:: Record set

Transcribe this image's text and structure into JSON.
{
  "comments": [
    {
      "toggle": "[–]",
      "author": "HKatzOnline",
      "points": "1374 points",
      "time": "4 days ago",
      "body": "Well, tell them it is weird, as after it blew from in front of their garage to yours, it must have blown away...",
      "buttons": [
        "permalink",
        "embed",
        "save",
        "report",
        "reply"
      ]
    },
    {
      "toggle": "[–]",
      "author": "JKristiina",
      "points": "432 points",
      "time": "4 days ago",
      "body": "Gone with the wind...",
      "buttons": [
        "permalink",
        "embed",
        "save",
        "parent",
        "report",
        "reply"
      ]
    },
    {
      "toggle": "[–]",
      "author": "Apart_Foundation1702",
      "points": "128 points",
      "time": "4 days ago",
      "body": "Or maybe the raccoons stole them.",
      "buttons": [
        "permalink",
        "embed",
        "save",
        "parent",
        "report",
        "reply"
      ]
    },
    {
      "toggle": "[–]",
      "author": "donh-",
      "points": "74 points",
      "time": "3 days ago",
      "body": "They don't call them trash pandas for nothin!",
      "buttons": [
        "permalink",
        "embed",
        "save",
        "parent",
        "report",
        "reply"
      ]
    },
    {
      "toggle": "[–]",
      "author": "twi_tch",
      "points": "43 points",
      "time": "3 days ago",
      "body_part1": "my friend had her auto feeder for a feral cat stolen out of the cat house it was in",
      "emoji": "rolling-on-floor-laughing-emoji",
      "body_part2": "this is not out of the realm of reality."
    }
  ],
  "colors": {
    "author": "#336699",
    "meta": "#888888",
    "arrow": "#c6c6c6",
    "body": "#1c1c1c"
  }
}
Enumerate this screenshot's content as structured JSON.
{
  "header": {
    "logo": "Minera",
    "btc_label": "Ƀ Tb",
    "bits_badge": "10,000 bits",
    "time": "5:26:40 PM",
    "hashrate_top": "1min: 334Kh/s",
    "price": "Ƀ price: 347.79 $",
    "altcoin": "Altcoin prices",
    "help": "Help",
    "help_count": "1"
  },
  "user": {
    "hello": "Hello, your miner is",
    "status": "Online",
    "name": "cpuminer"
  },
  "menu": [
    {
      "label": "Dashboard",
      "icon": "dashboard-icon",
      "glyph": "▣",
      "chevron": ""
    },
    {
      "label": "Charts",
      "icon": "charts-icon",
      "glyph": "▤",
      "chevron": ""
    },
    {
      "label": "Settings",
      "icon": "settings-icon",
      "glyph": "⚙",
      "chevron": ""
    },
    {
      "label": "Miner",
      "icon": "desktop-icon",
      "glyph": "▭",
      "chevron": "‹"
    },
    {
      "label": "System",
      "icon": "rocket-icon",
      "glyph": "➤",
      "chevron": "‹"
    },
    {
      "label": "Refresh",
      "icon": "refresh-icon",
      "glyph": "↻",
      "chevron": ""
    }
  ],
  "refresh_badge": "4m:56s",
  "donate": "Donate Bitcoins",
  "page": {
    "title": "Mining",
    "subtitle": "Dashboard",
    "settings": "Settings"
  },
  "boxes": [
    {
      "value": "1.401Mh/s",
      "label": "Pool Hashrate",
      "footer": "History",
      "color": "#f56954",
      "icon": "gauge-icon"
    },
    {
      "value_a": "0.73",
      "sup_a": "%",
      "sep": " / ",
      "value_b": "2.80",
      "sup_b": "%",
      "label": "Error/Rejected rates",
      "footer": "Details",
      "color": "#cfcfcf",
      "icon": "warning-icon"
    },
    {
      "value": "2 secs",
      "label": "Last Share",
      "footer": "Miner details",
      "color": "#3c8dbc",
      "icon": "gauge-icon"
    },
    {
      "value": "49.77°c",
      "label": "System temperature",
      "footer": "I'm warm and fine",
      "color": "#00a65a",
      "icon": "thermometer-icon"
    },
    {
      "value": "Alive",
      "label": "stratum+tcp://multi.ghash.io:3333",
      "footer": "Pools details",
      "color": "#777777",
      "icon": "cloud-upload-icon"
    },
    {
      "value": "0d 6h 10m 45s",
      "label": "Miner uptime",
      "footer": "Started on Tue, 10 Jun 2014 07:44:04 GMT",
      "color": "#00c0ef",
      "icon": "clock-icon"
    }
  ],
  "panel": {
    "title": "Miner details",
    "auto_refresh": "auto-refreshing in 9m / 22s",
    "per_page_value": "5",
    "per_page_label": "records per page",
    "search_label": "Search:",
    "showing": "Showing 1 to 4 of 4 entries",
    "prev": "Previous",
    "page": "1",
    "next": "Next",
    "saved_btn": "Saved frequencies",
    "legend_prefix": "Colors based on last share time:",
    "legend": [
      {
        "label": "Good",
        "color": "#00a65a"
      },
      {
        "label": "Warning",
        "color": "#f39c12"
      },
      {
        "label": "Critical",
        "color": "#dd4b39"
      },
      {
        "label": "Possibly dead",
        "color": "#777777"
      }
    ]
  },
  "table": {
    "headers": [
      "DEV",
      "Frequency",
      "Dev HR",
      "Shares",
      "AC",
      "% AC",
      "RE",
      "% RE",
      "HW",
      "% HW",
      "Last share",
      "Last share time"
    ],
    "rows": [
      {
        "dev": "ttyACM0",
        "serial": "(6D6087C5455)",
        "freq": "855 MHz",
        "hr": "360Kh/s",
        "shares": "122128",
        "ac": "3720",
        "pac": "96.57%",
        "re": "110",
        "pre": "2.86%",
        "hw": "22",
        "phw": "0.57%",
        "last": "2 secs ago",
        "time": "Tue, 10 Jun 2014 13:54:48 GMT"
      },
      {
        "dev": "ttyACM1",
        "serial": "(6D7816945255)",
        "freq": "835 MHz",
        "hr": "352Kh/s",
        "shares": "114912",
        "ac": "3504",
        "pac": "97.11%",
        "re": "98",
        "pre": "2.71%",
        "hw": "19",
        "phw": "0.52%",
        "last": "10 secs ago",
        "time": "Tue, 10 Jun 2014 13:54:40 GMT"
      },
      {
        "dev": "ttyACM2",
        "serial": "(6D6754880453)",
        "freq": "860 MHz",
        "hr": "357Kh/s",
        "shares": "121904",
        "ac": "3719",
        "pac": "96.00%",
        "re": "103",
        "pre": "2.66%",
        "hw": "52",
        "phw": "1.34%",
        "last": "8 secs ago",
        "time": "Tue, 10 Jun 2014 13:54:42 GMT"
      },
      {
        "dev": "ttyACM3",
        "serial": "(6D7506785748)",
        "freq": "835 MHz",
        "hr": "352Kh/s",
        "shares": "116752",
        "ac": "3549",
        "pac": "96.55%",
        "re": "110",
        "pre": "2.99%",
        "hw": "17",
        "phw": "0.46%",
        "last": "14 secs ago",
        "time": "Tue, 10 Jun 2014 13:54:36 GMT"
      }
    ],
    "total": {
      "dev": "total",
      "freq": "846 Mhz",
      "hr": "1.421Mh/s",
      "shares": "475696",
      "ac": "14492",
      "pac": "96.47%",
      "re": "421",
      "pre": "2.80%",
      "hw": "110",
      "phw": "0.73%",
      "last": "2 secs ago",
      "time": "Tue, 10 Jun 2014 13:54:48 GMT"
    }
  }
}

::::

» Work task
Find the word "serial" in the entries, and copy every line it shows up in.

» Answer area
        "serial": "(6D6087C5455)",
        "serial": "(6D7816945255)",
        "serial": "(6D6754880453)",
        "serial": "(6D7506785748)",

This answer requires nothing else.